--- DATA SUPPLIED ---
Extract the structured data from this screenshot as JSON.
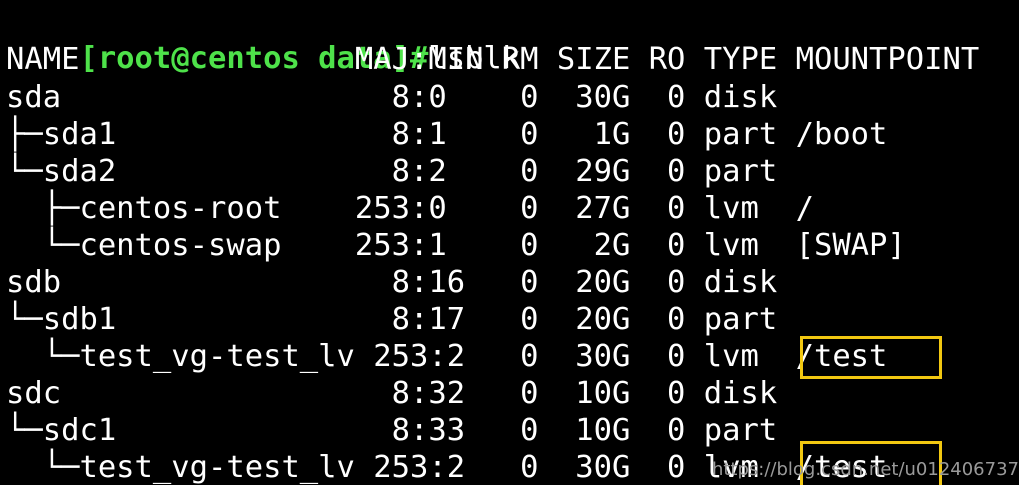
{
  "prompt": {
    "user_host": "[root@centos data]#",
    "command": "lsblk"
  },
  "output": {
    "header": "NAME               MAJ:MIN RM SIZE RO TYPE MOUNTPOINT",
    "rows": [
      "sda                  8:0    0  30G  0 disk",
      "├─sda1               8:1    0   1G  0 part /boot",
      "└─sda2               8:2    0  29G  0 part",
      "  ├─centos-root    253:0    0  27G  0 lvm  /",
      "  └─centos-swap    253:1    0   2G  0 lvm  [SWAP]",
      "sdb                  8:16   0  20G  0 disk",
      "└─sdb1               8:17   0  20G  0 part",
      "  └─test_vg-test_lv 253:2   0  30G  0 lvm  /test",
      "sdc                  8:32   0  10G  0 disk",
      "└─sdc1               8:33   0  10G  0 part",
      "  └─test_vg-test_lv 253:2   0  30G  0 lvm  /test"
    ]
  },
  "annotations": {
    "highlight_color": "#f2c811",
    "prompt_color": "#4ee24a",
    "background_color": "#000000",
    "text_color": "#ffffff"
  },
  "watermark": "https://blog.csdn.net/u012406737"
}
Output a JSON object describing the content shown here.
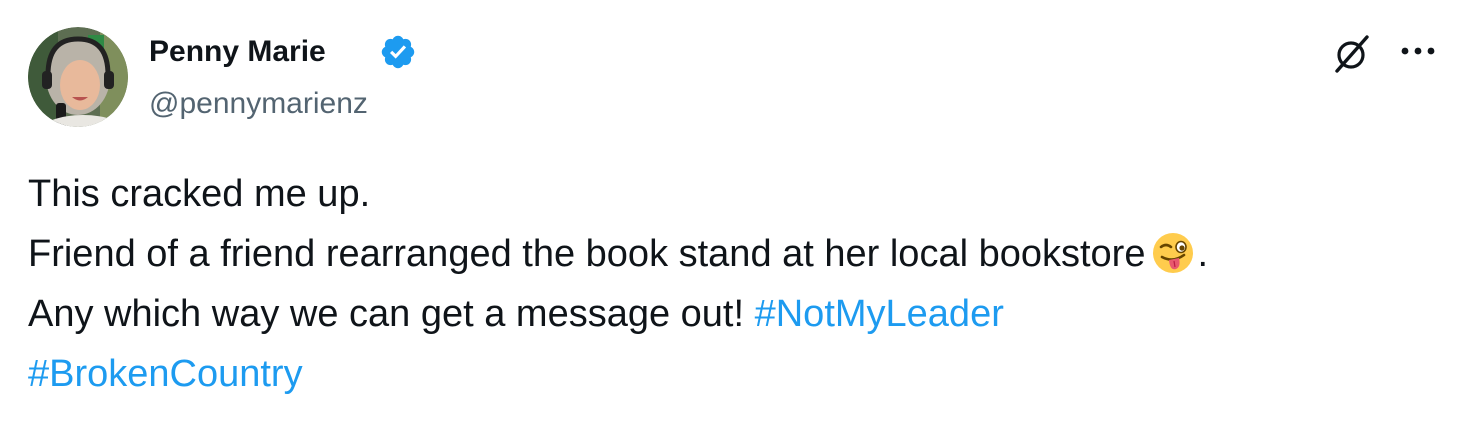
{
  "author": {
    "display_name": "Penny Marie",
    "handle": "@pennymarienz",
    "verified": true
  },
  "post": {
    "line1": "This cracked me up.",
    "line2_text": "Friend of a friend rearranged the book stand at her local bookstore",
    "line2_end": ".",
    "line3_text": "Any which way we can get a message out!",
    "hashtag1": "#NotMyLeader",
    "hashtag2": "#BrokenCountry",
    "emoji": "winking-face-with-tongue"
  },
  "icons": {
    "verified": "verified-badge-icon",
    "grok": "grok-icon",
    "more": "more-icon"
  },
  "colors": {
    "text": "#0f1419",
    "secondary": "#536471",
    "link": "#1d9bf0",
    "verified": "#1d9bf0"
  }
}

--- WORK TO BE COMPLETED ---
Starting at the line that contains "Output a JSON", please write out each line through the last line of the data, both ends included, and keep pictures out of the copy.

--- OUTPUT ---
Output a JSON object describing the content shown here.
{
  "author": {
    "display_name": "Penny Marie",
    "handle": "@pennymarienz",
    "verified": true
  },
  "post": {
    "line1": "This cracked me up.",
    "line2_text": "Friend of a friend rearranged the book stand at her local bookstore",
    "line2_end": ".",
    "line3_text": "Any which way we can get a message out!",
    "hashtag1": "#NotMyLeader",
    "hashtag2": "#BrokenCountry",
    "emoji": "winking-face-with-tongue"
  },
  "icons": {
    "verified": "verified-badge-icon",
    "grok": "grok-icon",
    "more": "more-icon"
  },
  "colors": {
    "text": "#0f1419",
    "secondary": "#536471",
    "link": "#1d9bf0",
    "verified": "#1d9bf0"
  }
}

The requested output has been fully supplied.